A copy of the McIntyre Survey resides in the collection of the Montana Historical Society, described as follows:
McIntyre survey : plats of Helena townsite / John D McIntyre, 1886, 1891
46 plat maps plus index sheet : ink on linen ; 47 x 65 cm.
Between 1880 and 1890, there were a number of new subdivisions approved around the original plat of Helena, which resulted in the preparation of a number of manuscript maps, which reside in the collection of the Montana Historical Society. All of the surveys identify Benjamin F. Marsh as the surveyor, except one which was surveyed by Cumming and Hovey. A close study of these maps (printed and manuscript) offered no clues as to the identify of A.F.L.
Earliest Printed Maps of Helena
The earliest printed maps of Helena Montana would appear to have all been printed after this survey map. These include:
Map of Helena, Lewis and Clarke Co., Montana, 1887. Cumming, Cannon and Steele.; H.M. Smyth Printing Company (Saint Paul, Minn.)
Ide's Map of Helena, Montana. Compiled and drawn by Reeder & Helmick in Helena. Lithographed by Harrison & Smith in Minneapolis (1888)
Map showing property adjacent to the city of Helena. Compiled by Jno. S.M. Neil ; drawn by Reeder & Helmick (J.L. Smith, Philadelphia, ca 1890) (dated based upon date of Ide's Map of Montana, which was also drawn by Reeder & Helmick and published by J.L. Smith of Philadelphia in 1890.
Ide's map of Helena, Montana, 1890. Compiled and drawn from official sources and the county records. Williams, Thurber, and Company (Helena, Mont.) (1890).
Ames, Brooke and Bellevue additions to Helena, Montana. Porter, Muth, and Cox Real Estate Company.; E.P. Vandercook & Co. (c1890-1895).

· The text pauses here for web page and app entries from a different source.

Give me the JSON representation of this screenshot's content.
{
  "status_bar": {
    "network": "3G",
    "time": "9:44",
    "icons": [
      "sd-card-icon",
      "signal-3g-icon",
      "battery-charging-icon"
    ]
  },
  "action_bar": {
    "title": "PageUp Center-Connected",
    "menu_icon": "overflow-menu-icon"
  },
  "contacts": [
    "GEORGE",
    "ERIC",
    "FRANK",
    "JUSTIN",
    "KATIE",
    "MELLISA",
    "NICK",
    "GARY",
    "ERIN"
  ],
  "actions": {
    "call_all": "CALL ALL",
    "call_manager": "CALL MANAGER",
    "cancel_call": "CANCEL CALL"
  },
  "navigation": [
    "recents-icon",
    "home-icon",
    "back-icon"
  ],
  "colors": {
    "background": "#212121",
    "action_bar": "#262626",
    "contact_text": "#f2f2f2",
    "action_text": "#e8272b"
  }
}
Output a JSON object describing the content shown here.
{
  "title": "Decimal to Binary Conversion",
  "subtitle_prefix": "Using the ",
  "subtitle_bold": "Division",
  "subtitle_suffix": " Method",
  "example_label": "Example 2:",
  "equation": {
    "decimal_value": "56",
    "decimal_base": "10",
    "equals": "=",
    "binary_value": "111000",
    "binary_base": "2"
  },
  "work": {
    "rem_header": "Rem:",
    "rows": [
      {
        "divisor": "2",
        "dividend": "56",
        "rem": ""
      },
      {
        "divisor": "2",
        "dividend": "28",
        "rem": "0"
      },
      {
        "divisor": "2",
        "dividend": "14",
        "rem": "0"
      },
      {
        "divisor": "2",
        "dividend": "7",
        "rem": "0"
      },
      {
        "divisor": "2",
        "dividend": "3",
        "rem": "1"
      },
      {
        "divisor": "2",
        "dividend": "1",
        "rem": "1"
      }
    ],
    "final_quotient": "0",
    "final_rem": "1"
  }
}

It is possible that John D. McIntyre is Brigadier General John D. McIntyre (born 1851), who spent approximately 8 years in Montana between 1882 and 1890, where he organized five different irrigation companies, raised the money and built over four hundred miles of irrigating canals. He built the great Gallatin Canal, the big Muddy Storage reservoirs, the Chestnut Valley canal and the Sun River canal, the Florence canal and others. In 1890, McIntyre moved on to Washington at the request of the Northern Pacific railroad officials and organized the Sunnyside Canal Company at North Yakima, and sold out to the Northern Pacific.